Fergal Keane

Harper Press

Rs 499 pp 550

Proper nouns such Palashi, Alamo, Somme, El Alamein and Stalingrad form the many checkposts of history. These places take on a quality that is more than just a location in which a major battle was lost and won. They became sites where history swivelled and was made to turn. In the case of World War 2 history, Kohima, the capital of modern Nagaland, is such a proper noun that when tapped, provides us with the forgotten story of “empires colliding in a world where high imperialism was already an anachronism, and where defeat might have profoundly altered the story of the end of the British Raj”. In this book, award-winning journalist Fergal Keane brings to life the pain, drama, courage and importance of a small band of British-Indian troops defending the remote village of Kohima in 1944 from soldiers of the 31st Infantry Division of Japan’s Imperial Army.

The hard-won victory not only ended the Japanese march eastwards from Burma into India, but also marked a turning point in its militaristic designs. Keane details the two-week siege in March 1944, providing illuminating pictures of soldiers and their leaders in the theatre of war. In this, he swivels his viewfinder to capture British, Japanese and Indian narratives. Keane has done to ‘forgotten’ Kohima, what Anthony Beevor had done to Stalingrad.

The siege of Kohima is also an important chapter in Indian history.

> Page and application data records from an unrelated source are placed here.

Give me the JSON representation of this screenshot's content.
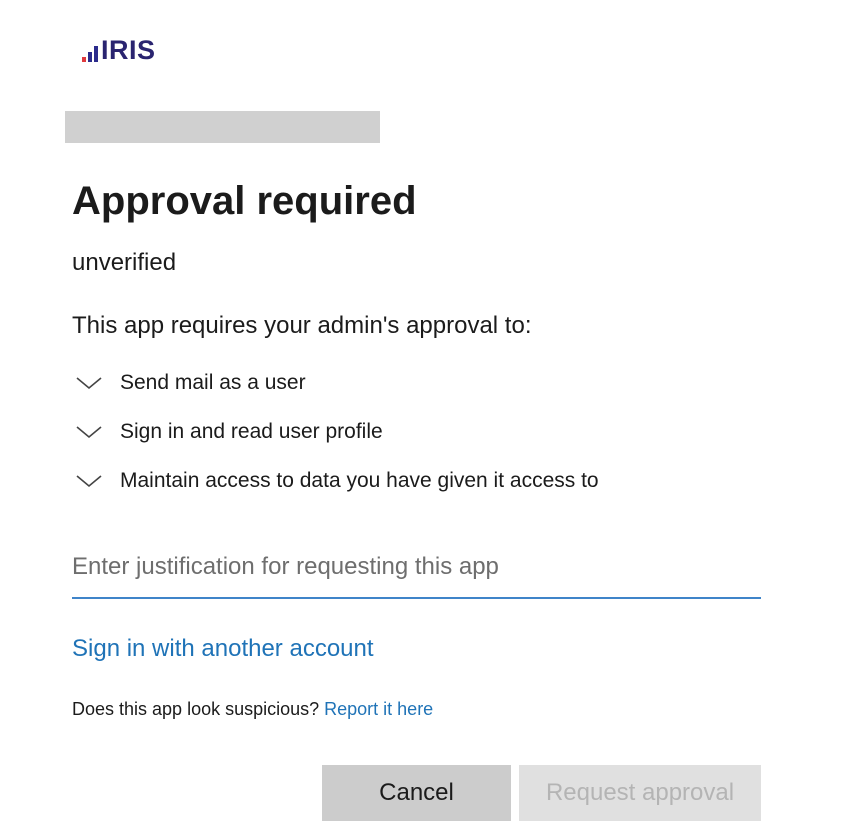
{
  "brand": {
    "name": "IRIS",
    "bar_colors": [
      "#e03a3e",
      "#2b2b8c",
      "#2b2b8c"
    ],
    "text_color": "#2a2470"
  },
  "dialog": {
    "title": "Approval required",
    "publisher": "unverified",
    "intro": "This app requires your admin's approval to:",
    "permissions": [
      {
        "label": "Send mail as a user",
        "icon": "chevron-down-icon"
      },
      {
        "label": "Sign in and read user profile",
        "icon": "chevron-down-icon"
      },
      {
        "label": "Maintain access to data you have given it access to",
        "icon": "chevron-down-icon"
      }
    ],
    "justification": {
      "value": "",
      "placeholder": "Enter justification for requesting this app"
    },
    "other_account_link": "Sign in with another account",
    "suspicious": {
      "question": "Does this app look suspicious?",
      "link": "Report it here"
    },
    "buttons": {
      "cancel": "Cancel",
      "request": "Request approval"
    }
  },
  "colors": {
    "link": "#1f73b7",
    "input_underline": "#3f84c9",
    "cancel_bg": "#cccccc",
    "request_bg_disabled": "#e0e0e0",
    "request_text_disabled": "#b4b4b4"
  }
}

As Keane points out, “The battle was fought on the territory of a tribal people loyal to the Raj, but whose fate is one of the most haunting strands of this narrative.”

Ishan Chaudhuri is a Kolkata-based writer